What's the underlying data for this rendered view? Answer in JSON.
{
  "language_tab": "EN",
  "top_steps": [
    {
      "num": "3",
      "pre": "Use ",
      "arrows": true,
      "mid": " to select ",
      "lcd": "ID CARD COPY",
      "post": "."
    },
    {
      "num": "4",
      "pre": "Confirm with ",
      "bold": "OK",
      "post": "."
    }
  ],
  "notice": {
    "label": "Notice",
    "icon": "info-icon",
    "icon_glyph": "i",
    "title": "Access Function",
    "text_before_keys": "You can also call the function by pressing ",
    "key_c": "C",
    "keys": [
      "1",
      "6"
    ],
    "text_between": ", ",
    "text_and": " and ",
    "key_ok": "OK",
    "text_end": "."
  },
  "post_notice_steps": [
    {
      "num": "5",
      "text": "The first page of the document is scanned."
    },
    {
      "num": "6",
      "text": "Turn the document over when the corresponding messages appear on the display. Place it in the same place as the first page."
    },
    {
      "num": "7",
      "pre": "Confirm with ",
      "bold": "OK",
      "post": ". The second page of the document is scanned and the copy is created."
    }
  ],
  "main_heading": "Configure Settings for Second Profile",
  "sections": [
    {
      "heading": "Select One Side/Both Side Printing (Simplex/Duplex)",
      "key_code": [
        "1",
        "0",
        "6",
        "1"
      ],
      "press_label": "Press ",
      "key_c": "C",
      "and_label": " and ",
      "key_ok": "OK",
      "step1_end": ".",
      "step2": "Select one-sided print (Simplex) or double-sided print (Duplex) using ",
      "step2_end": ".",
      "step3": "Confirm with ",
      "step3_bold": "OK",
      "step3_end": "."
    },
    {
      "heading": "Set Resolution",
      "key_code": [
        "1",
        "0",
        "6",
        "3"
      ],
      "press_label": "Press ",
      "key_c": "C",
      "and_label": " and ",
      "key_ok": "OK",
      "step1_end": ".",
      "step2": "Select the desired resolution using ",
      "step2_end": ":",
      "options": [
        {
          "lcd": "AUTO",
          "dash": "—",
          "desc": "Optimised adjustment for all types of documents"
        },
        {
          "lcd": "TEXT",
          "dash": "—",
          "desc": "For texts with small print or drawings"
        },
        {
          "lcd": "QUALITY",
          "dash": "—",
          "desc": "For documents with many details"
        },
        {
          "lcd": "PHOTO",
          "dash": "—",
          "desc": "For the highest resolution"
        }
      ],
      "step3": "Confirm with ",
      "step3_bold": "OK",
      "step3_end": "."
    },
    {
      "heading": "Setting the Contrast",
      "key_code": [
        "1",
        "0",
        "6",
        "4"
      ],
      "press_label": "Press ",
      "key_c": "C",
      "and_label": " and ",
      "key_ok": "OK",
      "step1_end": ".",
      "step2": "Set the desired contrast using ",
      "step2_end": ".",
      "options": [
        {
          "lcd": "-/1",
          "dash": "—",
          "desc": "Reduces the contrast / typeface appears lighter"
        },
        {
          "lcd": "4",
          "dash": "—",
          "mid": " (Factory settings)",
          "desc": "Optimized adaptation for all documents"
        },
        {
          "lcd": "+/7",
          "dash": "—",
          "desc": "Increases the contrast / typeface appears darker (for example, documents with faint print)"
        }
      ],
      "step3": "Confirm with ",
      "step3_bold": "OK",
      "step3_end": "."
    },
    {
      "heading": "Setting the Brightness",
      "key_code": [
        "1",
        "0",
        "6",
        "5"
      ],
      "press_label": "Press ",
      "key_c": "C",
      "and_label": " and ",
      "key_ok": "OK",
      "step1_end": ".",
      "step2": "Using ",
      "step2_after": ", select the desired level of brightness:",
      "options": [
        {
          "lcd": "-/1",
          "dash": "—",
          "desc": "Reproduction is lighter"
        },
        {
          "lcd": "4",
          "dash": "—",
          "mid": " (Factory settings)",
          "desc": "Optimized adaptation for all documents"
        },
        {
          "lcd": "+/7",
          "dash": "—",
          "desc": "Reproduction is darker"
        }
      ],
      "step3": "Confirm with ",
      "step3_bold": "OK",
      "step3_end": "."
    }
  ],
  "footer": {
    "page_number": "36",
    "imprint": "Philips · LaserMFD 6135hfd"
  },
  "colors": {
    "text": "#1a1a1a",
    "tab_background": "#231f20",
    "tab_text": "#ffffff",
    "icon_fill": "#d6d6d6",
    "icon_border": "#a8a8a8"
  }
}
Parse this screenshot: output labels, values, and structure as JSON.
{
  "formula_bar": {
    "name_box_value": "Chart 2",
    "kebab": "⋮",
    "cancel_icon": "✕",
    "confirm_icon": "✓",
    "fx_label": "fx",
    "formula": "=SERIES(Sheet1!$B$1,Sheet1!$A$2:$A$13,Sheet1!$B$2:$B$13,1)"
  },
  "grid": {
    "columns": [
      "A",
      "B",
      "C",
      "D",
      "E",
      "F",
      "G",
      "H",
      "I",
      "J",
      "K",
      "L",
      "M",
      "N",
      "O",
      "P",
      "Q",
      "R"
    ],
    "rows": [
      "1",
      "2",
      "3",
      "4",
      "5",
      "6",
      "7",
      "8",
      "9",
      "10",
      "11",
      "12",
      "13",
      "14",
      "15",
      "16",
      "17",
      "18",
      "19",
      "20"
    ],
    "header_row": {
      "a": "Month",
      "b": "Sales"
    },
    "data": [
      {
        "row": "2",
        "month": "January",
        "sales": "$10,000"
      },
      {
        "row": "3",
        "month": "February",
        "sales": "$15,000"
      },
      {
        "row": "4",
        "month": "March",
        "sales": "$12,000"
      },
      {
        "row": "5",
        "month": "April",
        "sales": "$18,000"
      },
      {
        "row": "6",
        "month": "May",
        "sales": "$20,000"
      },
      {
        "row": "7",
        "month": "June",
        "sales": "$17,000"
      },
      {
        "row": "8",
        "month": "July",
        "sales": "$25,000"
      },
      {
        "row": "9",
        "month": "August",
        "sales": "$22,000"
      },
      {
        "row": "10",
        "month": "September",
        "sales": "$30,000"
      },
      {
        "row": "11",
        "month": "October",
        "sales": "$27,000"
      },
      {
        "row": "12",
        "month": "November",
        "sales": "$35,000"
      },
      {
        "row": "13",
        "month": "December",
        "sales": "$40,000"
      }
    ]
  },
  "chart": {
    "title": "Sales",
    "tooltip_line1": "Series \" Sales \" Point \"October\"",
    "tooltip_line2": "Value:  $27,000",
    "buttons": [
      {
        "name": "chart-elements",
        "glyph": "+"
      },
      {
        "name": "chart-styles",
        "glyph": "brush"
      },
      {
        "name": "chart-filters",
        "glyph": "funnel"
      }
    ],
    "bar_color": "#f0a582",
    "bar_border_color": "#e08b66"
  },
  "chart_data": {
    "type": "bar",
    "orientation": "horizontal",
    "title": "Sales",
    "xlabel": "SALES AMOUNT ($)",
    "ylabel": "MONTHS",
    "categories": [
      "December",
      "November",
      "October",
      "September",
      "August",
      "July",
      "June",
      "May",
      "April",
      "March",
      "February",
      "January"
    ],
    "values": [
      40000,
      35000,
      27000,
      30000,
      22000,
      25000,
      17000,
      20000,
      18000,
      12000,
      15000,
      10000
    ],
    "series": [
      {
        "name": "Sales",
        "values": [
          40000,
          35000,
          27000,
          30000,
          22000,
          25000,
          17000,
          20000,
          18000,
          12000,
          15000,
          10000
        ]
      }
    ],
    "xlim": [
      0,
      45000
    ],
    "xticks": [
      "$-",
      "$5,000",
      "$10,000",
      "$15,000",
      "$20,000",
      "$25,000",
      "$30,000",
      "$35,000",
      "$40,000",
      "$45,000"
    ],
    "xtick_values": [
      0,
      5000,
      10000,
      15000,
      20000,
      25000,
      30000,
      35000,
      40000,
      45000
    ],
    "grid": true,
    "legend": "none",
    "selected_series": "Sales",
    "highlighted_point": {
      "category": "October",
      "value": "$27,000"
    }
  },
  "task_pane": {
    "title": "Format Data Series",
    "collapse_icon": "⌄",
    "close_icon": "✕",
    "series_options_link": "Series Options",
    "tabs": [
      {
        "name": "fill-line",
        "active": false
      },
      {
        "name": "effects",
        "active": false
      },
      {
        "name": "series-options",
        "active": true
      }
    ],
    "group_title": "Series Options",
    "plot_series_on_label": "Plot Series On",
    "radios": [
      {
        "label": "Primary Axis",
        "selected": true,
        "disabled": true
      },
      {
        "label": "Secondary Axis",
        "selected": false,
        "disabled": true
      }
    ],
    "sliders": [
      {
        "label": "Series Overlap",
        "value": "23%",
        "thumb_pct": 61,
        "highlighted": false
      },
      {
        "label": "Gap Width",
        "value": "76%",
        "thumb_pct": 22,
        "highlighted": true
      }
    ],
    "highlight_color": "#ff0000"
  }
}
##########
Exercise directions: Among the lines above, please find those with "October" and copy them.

The answer:
        "month": "October",
    "tooltip_line1": "Series \" Sales \" Point \"October\"",
      "October",
      "category": "October",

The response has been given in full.